WHAT THIS TASK INVOLVES: Scan the entries for the word "moses". Every line that has it should be copied.

EXERCISE INPUTS:
┏━━
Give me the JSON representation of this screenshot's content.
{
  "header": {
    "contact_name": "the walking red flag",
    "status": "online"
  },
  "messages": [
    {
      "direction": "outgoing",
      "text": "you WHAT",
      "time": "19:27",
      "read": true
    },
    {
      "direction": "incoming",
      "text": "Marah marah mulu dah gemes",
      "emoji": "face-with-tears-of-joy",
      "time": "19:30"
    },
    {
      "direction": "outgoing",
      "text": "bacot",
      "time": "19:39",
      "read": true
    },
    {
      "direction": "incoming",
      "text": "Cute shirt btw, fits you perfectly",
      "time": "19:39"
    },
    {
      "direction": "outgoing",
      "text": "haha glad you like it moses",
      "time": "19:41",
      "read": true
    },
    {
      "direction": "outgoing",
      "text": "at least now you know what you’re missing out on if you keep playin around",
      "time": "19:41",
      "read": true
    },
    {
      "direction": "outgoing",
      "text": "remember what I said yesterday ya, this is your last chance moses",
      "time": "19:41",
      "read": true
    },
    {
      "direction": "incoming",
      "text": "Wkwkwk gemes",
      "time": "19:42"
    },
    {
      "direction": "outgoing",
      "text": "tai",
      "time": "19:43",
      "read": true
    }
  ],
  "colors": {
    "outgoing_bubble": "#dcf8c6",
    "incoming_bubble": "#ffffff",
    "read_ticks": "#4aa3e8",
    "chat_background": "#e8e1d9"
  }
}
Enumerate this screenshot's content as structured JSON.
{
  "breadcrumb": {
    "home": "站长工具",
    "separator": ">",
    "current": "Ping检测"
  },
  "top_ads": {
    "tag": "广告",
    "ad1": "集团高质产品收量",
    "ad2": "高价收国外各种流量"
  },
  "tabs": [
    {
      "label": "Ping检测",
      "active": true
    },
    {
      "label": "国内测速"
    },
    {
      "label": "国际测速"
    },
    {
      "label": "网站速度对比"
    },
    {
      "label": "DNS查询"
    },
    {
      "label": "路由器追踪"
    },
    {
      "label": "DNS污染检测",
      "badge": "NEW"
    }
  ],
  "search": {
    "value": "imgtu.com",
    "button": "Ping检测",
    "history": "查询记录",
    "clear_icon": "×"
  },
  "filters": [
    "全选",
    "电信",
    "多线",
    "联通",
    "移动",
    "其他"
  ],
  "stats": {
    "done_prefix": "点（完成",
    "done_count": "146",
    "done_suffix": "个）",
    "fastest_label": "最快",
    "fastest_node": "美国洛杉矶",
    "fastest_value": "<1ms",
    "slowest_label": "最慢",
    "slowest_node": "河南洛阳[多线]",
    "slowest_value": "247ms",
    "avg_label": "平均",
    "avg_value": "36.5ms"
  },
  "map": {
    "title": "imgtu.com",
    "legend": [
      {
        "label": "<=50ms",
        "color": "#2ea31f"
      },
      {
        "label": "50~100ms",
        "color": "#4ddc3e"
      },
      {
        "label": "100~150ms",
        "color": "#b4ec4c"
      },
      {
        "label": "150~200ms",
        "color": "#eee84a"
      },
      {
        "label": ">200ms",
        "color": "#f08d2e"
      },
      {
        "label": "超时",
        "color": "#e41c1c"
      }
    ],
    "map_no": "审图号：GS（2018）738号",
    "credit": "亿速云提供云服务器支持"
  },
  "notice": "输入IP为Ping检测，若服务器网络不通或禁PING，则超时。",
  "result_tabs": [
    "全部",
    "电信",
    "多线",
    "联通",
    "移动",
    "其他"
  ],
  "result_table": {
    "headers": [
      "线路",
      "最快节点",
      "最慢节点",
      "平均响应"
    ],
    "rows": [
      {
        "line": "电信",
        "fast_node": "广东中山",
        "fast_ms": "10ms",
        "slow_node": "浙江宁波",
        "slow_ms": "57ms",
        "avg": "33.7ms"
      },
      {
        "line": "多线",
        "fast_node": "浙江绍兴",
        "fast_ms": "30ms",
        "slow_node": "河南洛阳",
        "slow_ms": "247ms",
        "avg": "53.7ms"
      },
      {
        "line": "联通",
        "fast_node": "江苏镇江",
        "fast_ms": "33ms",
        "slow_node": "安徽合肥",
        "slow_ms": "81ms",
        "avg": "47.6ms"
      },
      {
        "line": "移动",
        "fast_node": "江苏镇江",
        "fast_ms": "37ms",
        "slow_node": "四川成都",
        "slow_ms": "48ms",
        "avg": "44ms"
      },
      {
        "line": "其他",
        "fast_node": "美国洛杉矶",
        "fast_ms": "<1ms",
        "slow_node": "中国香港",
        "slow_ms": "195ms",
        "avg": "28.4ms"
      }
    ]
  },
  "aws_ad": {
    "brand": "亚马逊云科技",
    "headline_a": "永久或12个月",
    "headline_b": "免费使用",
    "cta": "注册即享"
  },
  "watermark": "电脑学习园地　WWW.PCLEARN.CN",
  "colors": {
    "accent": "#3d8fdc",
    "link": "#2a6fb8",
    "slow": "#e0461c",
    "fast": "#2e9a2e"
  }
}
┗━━
EXERCISE ANSWER:
      "text": "haha glad you like it moses",
      "text": "remember what I said yesterday ya, this is your last chance moses",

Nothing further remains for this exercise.